Problem:
All lines that hold the string "JSON" should be copied. Find them in the listing below.

Exercise input:

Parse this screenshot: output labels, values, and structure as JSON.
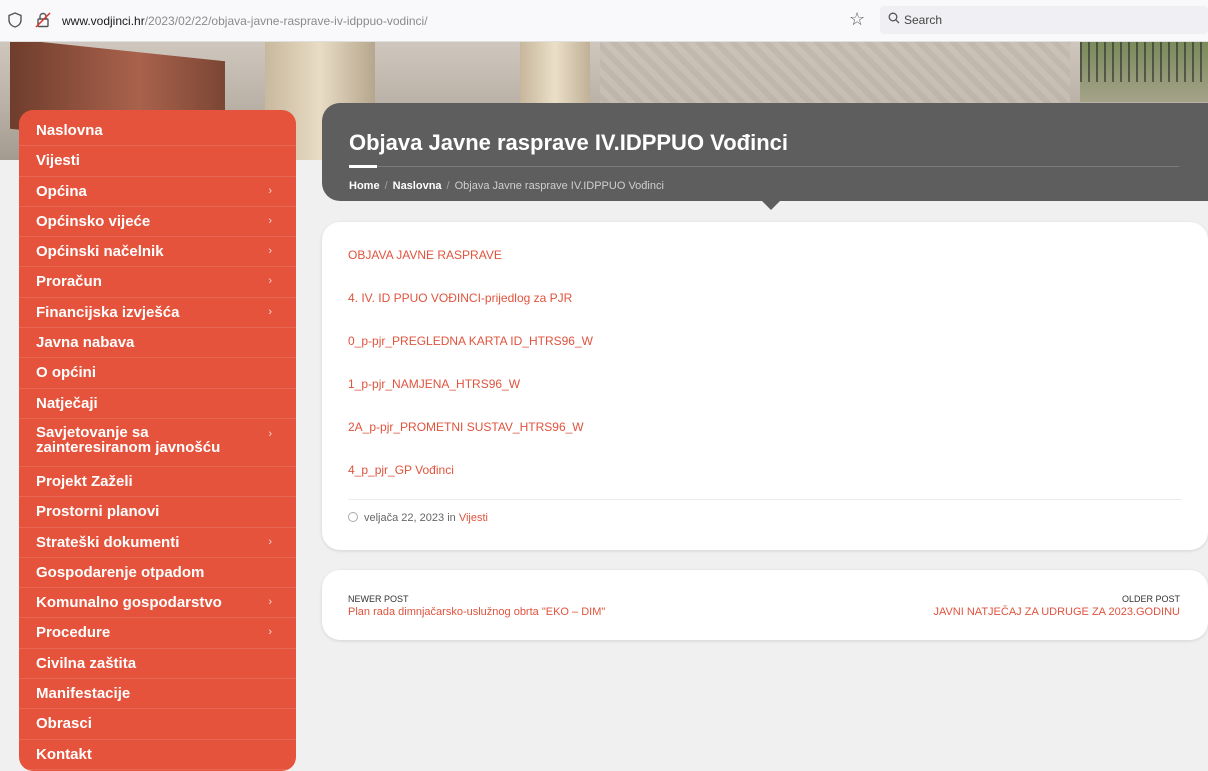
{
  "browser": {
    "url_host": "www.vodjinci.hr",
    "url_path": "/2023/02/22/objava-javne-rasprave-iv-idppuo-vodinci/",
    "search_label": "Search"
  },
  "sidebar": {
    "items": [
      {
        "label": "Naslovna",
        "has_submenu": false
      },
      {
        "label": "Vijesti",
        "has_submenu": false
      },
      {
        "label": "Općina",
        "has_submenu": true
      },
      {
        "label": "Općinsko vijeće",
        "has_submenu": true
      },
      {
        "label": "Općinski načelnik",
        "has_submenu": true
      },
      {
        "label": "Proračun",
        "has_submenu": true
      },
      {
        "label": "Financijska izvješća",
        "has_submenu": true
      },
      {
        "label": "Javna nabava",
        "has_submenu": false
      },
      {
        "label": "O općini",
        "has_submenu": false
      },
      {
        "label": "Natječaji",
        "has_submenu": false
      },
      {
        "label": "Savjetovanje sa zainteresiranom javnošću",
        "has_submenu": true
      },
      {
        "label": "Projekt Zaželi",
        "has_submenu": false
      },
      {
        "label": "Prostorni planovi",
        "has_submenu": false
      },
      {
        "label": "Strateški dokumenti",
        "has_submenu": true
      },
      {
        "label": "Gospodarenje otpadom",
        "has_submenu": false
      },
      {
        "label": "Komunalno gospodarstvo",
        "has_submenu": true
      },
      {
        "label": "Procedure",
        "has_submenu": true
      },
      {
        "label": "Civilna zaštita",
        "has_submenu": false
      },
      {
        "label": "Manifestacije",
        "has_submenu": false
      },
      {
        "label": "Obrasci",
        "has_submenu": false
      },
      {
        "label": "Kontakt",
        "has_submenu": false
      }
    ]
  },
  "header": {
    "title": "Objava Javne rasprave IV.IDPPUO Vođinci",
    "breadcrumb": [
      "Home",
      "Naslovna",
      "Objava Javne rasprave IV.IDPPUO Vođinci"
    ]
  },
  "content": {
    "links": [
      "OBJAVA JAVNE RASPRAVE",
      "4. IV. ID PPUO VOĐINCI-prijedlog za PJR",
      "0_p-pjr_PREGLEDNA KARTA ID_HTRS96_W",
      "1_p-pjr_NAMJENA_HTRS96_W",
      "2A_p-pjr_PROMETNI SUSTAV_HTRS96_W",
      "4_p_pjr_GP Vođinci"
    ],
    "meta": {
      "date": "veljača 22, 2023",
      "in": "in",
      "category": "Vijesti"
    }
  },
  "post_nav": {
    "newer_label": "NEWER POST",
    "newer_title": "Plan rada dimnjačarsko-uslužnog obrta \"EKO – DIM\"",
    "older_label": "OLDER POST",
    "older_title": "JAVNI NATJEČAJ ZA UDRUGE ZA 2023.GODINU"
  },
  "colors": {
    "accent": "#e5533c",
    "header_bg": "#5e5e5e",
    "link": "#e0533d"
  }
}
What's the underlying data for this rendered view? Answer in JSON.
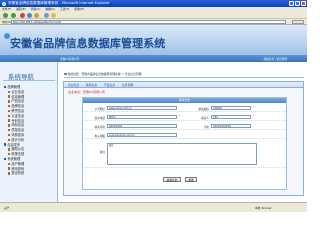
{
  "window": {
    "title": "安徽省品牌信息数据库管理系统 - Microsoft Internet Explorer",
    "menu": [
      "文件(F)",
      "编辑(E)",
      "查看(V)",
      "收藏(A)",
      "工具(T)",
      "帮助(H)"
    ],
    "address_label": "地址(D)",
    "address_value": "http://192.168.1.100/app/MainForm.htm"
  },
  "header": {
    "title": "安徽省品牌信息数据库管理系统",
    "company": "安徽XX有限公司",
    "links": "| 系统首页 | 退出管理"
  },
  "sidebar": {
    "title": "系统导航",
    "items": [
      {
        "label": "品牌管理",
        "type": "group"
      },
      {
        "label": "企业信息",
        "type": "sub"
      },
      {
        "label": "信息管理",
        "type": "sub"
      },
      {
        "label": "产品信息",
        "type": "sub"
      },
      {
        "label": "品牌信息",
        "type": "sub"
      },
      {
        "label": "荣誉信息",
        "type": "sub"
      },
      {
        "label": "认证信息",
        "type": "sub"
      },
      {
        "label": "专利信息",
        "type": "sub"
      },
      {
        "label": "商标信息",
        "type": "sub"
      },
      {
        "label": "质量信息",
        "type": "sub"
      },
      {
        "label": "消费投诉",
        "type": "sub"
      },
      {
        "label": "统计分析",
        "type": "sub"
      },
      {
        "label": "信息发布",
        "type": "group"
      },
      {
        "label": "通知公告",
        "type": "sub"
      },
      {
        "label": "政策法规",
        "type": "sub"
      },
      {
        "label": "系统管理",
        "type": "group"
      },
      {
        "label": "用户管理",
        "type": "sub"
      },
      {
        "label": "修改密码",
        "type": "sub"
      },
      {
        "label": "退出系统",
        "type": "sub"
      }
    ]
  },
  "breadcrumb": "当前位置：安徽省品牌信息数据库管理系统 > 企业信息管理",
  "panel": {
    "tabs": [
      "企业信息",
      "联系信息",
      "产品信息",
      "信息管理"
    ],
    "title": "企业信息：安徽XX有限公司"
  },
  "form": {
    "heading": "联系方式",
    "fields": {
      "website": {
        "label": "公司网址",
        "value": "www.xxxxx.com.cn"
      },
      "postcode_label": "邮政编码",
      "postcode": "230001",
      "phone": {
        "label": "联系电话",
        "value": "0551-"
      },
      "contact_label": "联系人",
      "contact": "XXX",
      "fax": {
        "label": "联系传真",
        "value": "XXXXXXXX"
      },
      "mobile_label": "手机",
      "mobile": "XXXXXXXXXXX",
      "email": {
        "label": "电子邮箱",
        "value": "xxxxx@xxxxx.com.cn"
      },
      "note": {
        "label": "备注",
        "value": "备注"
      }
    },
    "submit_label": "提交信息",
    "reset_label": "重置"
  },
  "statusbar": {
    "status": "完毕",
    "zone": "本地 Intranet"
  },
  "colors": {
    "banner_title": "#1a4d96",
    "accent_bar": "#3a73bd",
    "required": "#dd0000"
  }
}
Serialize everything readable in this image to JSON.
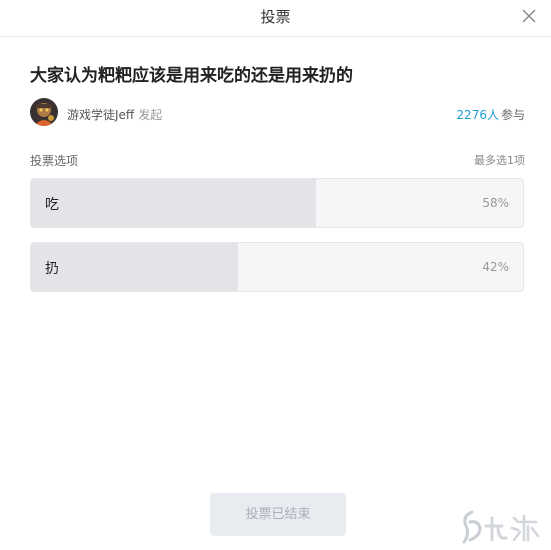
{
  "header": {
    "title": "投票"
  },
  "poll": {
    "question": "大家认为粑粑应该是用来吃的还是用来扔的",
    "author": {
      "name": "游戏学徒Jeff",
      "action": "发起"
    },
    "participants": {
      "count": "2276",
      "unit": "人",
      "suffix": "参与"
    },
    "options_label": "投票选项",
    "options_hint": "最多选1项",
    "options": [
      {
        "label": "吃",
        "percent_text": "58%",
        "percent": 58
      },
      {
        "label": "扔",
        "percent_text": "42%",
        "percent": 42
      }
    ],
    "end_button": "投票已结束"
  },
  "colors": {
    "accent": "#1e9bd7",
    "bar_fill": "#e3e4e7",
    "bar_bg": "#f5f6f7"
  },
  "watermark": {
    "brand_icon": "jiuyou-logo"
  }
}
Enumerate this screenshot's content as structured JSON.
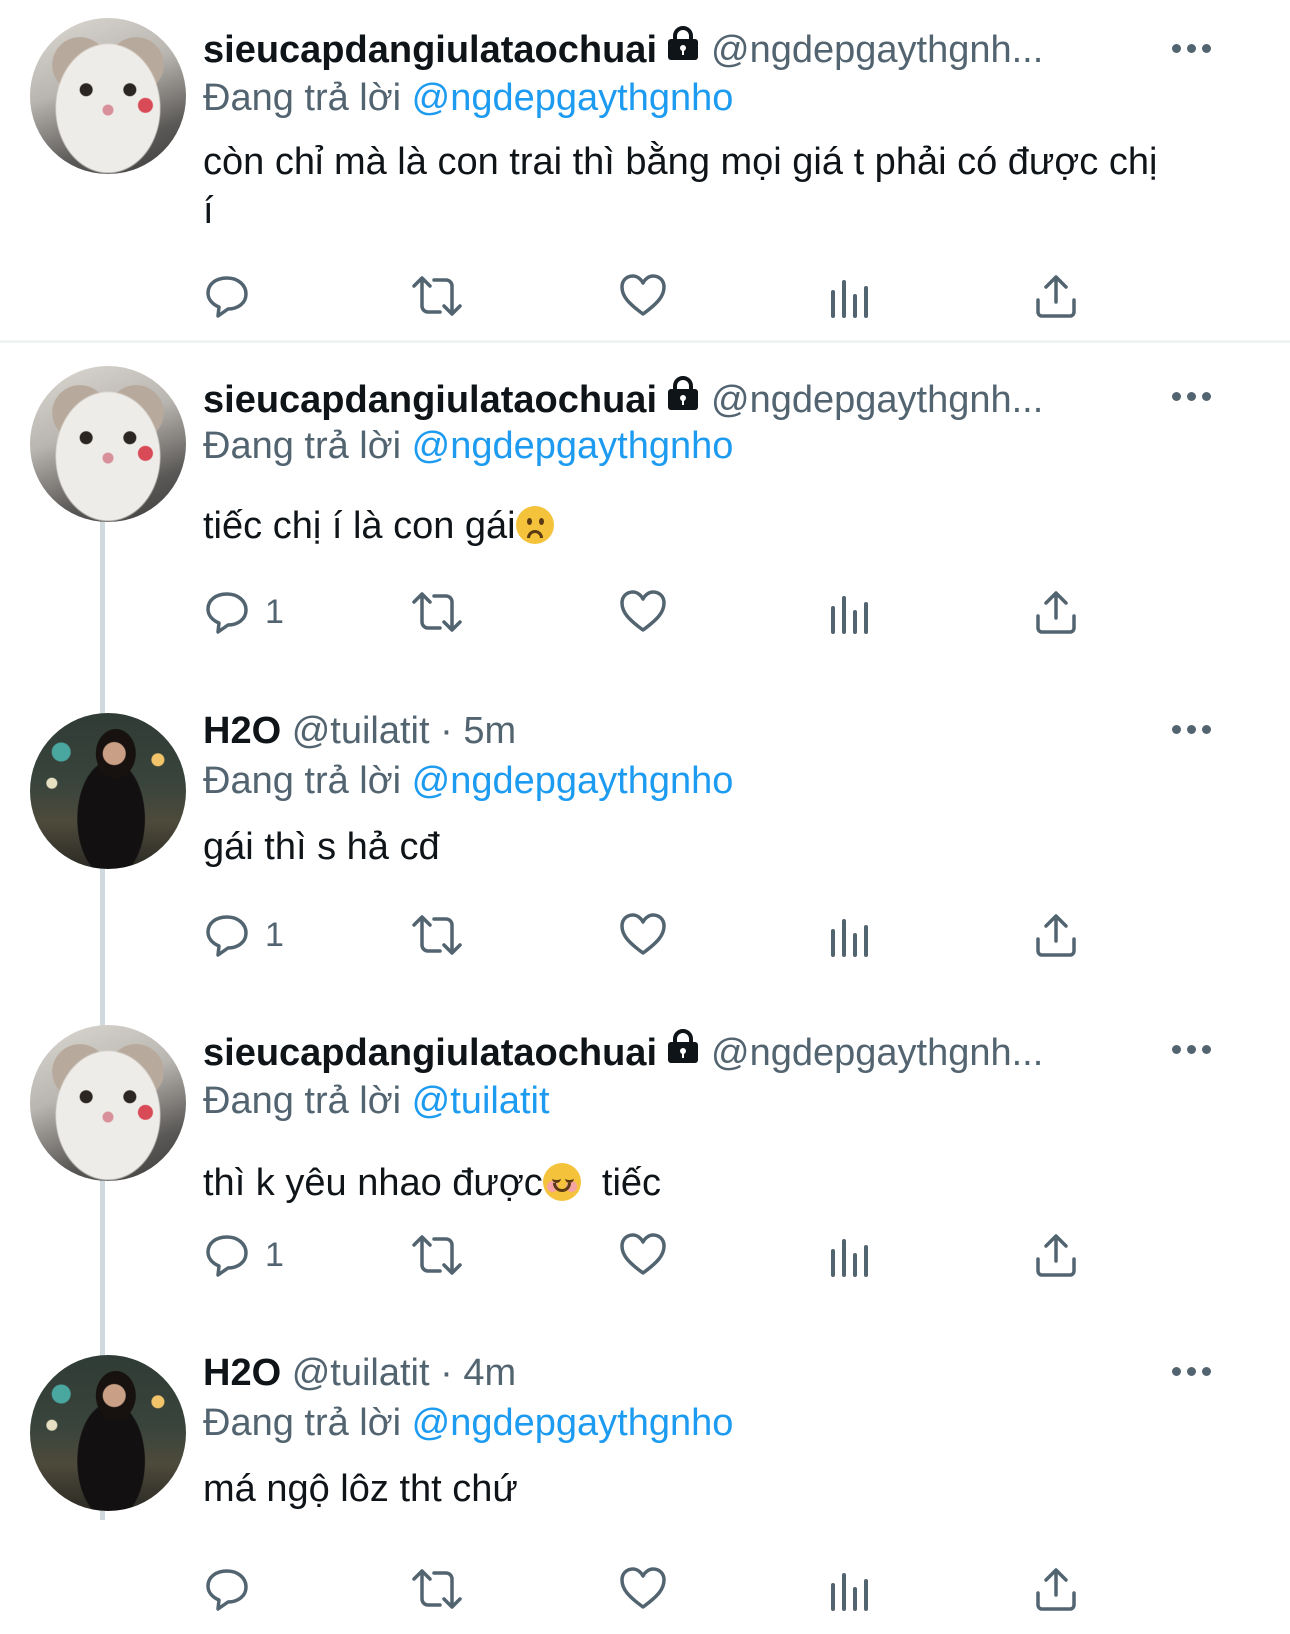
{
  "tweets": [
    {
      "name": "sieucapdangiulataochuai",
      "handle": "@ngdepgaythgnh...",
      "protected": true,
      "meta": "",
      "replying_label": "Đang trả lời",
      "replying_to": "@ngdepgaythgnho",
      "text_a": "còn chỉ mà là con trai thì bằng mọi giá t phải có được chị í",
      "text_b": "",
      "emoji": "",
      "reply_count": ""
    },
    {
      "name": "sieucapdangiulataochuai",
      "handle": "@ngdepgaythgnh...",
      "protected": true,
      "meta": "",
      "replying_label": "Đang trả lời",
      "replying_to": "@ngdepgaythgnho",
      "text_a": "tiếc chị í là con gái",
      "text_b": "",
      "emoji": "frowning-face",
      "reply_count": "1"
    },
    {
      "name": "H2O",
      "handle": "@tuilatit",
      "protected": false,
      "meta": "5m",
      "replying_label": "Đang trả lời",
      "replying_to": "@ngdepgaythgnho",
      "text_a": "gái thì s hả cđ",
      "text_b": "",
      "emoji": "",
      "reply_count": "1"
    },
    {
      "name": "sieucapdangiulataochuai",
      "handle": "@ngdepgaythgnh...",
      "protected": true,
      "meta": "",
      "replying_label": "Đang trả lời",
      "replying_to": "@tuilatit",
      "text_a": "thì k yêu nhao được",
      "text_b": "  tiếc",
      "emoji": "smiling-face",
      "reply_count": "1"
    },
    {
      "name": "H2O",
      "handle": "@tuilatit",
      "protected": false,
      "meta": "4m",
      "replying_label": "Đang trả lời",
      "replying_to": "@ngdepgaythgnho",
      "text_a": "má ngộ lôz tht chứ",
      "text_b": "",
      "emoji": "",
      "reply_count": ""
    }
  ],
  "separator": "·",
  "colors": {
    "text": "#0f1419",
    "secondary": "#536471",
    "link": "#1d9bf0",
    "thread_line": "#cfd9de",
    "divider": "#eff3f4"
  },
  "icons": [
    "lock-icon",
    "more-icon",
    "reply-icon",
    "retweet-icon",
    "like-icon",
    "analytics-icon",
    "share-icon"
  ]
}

Written solution:
Parse this screenshot: output labels, values, and structure as JSON.
What's the underlying data for this rendered view? Answer in JSON.
Serialize everything readable in this image to JSON.
Enumerate this screenshot's content as structured JSON.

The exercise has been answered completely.